The main plot of Cookie's Fortune involves an elderly widow named Cookie Orcutt (Patricia Neal). She has three surviving relatives in the small town of Holy Springs, Mississippi. There are her two neices, the haughty Camille (Glenn Close), and the simpleminded Cora (Julianne Moore). And then there's Cora's flighty daughter, Emma (Liv Tyler), who's just recently returned to Holy Springs.
But the person who loves Cookie the best would have to be her friend (and employee) Willis (Charles S. Dutton). Taken in by Cookie's late husband, Willis now takes care of the elderly Cookie, running errands and fixing his famous catfish enchiladas.
The small town has its share of eccentric characters, including Deputy Jason Brown (Chris O'Donnell), who is smitten with Emma. His rival for her affection is Manny Hood (Lyle Lovett), the town's primary source of catfish. And then there's the scrabble-playing town lawyer (Donald Moffat), and the fishing-obsessed sheriff, Lester Boyle (Ned Beatty).
Altman is a master of the layered storyline, and Cookie's Fortune is no exception. He weaves together all of these characters and then some, with no one ever seeming to get the short end of the stick. Altman juggles the multiple subplots with such ease and finesse that it is never disruptive or confusing.
The thing to watch Cookie's Fortune for is the performance of Charles S. Dutton. Willis is the heart of this movie, and Charles Dutton the role perfectly.
Glenn Close is the closest this film has to a villain. However, her character is not really evil, just a control freak. But that doesn't stop Close from giving a shrill performance just two steps removed from Cruella DeVille.
Still, you can't let one bad catfish enchilada spoil the whole batch. And, in Cookie's Fortune, there's plenty to go around. It's a change of pace from your average film, but the result is mighty tasty.
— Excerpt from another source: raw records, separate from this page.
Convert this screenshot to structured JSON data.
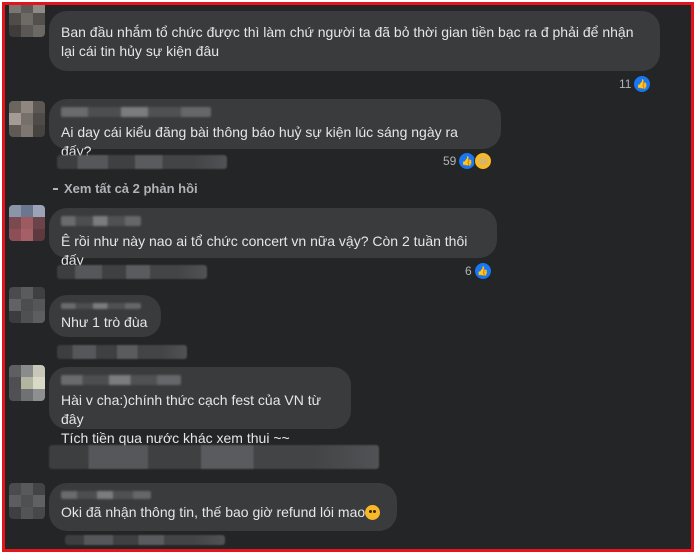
{
  "comments": [
    {
      "text": "Ban đầu nhắm tổ chức được thì làm chứ người ta đã bỏ thời gian tiền bạc ra đ phải để nhận lại cái tin hủy sự kiện đâu",
      "reaction_count": "11"
    },
    {
      "text": "Ai day cái kiểu đăng bài thông báo huỷ sự kiện lúc sáng ngày ra đấy?",
      "reaction_count": "59"
    },
    {
      "text": "Ê rồi như này nao ai tổ chức concert vn nữa vậy? Còn 2 tuần thôi đấy",
      "reaction_count": "6"
    },
    {
      "text": "Như 1 trò đùa"
    },
    {
      "text": "Hài v cha:)chính thức cạch fest của VN từ đây\nTích tiền qua nước khác xem thui ~~"
    },
    {
      "text": "Oki đã nhận thông tin, thế bao giờ refund lói mao",
      "emoji": "face-with-rolling-eyes-icon"
    }
  ],
  "view_replies_label": "Xem tất cả 2 phản hồi",
  "colors": {
    "background": "#242526",
    "bubble": "#3a3b3c",
    "text": "#e4e6eb",
    "muted": "#b0b3b8",
    "like": "#1877f2",
    "frame_border": "#e3141c"
  },
  "icons": [
    "like-icon",
    "haha-icon",
    "reply-arrow-icon"
  ]
}
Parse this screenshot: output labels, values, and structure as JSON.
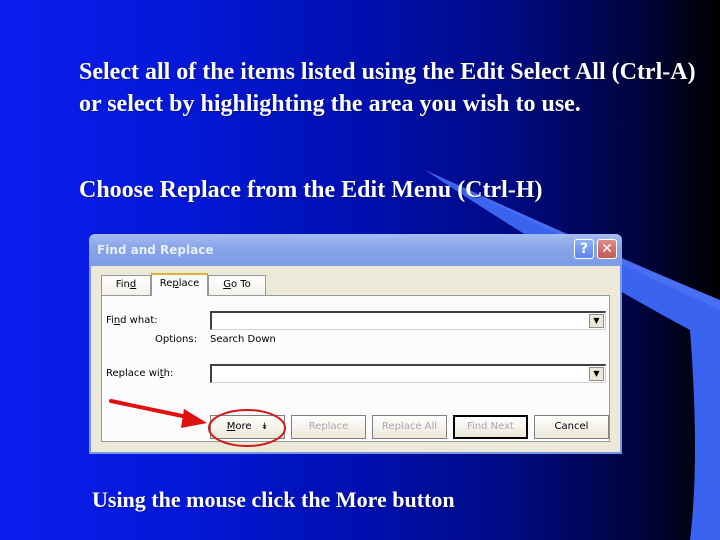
{
  "slide": {
    "paragraphs": [
      "Select all of the items listed using the Edit Select All (Ctrl-A) or select by highlighting the area you wish to use.",
      "Choose Replace from the Edit Menu (Ctrl-H)",
      "Using the mouse click the More button"
    ],
    "colors": {
      "background_start": "#0a1ef0",
      "background_end": "#000000",
      "swoosh": "#3a63f0",
      "text": "#ffffff",
      "annotation": "#e01010"
    }
  },
  "dialog": {
    "title": "Find and Replace",
    "help_icon": "question-mark",
    "close_icon": "x",
    "tabs": [
      {
        "label_pre": "Fin",
        "label_u": "d",
        "label_post": "",
        "active": false
      },
      {
        "label_pre": "Re",
        "label_u": "p",
        "label_post": "lace",
        "active": true
      },
      {
        "label_pre": "",
        "label_u": "G",
        "label_post": "o To",
        "active": false
      }
    ],
    "find_what": {
      "label_pre": "Fi",
      "label_u": "n",
      "label_post": "d what:",
      "value": ""
    },
    "options_label": "Options:",
    "options_value": "Search Down",
    "replace_with": {
      "label_pre": "Replace wi",
      "label_u": "t",
      "label_post": "h:",
      "value": ""
    },
    "dropdown_arrow": "▼",
    "buttons": {
      "more_u": "M",
      "more_rest": "ore",
      "more_icon": "↡",
      "replace": "Replace",
      "replace_all": "Replace All",
      "find_next": "Find Next",
      "cancel": "Cancel"
    }
  }
}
[PG-13 - the depiction of a violent act and for sensuality] (October)